DATASET EXCERPTS START

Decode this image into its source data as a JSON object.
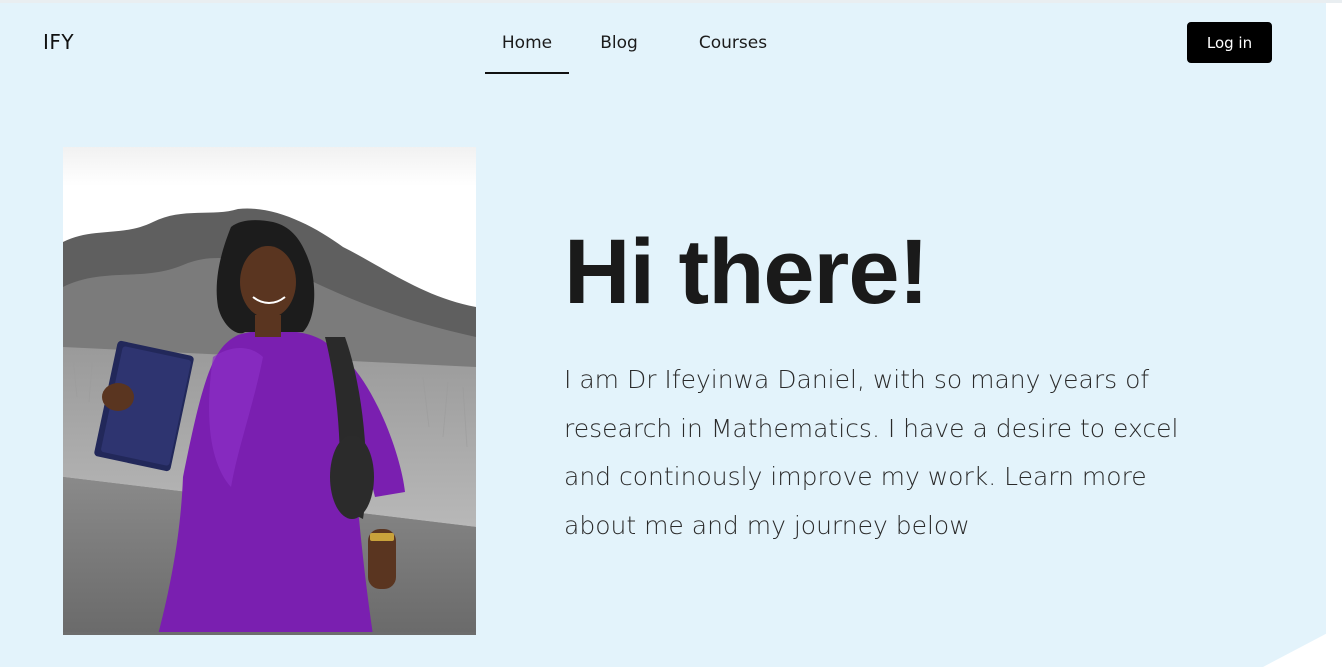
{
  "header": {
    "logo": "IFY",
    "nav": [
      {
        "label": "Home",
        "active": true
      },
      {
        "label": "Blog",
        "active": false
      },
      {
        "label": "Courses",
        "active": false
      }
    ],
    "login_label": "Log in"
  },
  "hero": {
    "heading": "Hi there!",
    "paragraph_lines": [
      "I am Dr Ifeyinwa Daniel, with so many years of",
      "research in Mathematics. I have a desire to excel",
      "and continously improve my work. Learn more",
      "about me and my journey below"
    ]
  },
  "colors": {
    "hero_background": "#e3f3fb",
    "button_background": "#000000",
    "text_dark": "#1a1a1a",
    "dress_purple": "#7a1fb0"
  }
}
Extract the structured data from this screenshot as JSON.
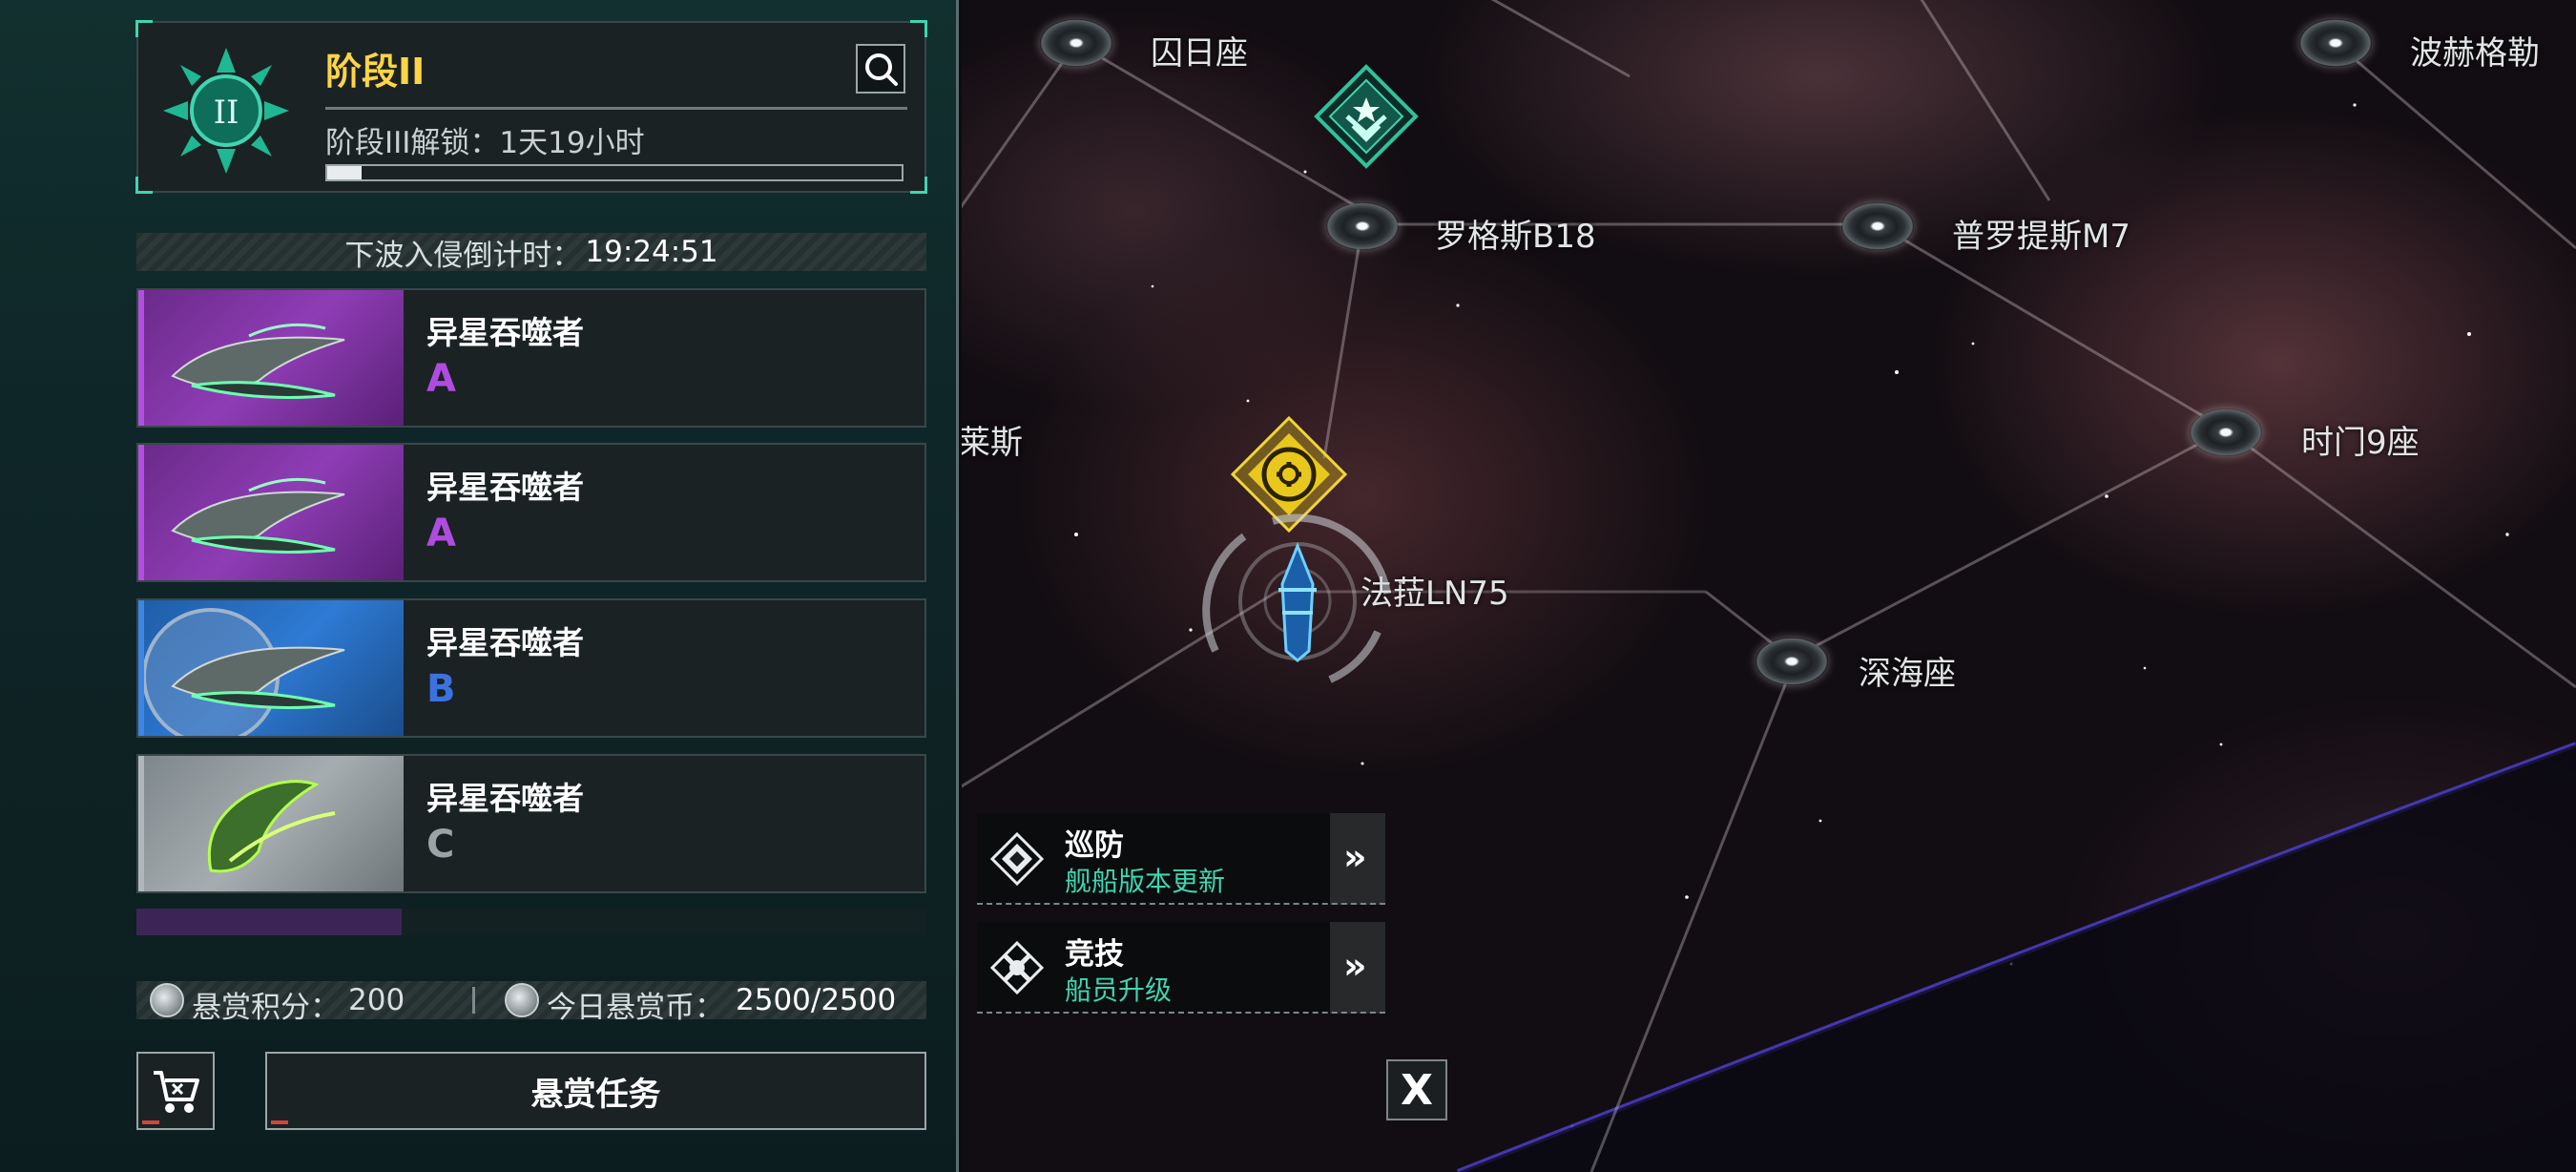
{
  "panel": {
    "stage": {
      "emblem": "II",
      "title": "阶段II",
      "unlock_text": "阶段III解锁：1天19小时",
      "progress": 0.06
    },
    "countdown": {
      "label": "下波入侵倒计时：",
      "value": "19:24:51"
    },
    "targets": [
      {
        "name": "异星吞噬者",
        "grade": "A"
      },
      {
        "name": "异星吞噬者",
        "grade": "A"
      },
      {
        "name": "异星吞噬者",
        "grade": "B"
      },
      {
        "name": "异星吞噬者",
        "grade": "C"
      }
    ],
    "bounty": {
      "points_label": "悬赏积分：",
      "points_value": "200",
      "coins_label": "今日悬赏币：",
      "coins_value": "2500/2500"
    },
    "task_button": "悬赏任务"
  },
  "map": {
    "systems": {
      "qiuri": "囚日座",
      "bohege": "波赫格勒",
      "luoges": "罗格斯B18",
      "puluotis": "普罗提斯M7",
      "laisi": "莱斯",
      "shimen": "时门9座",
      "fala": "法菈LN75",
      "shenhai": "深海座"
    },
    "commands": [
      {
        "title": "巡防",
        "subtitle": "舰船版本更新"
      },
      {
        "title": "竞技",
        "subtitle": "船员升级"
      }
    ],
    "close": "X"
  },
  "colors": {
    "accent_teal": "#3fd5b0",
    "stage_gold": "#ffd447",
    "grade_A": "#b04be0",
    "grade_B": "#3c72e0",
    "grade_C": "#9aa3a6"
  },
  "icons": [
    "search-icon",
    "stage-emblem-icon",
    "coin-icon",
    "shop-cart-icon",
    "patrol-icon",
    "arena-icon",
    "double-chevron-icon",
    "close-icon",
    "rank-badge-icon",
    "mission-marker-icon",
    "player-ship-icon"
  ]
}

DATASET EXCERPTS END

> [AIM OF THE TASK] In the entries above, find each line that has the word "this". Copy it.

> [ANSWER BOX]
Decode this image into its source data as a JSON object.
Extract the structured data from this screenshot as JSON.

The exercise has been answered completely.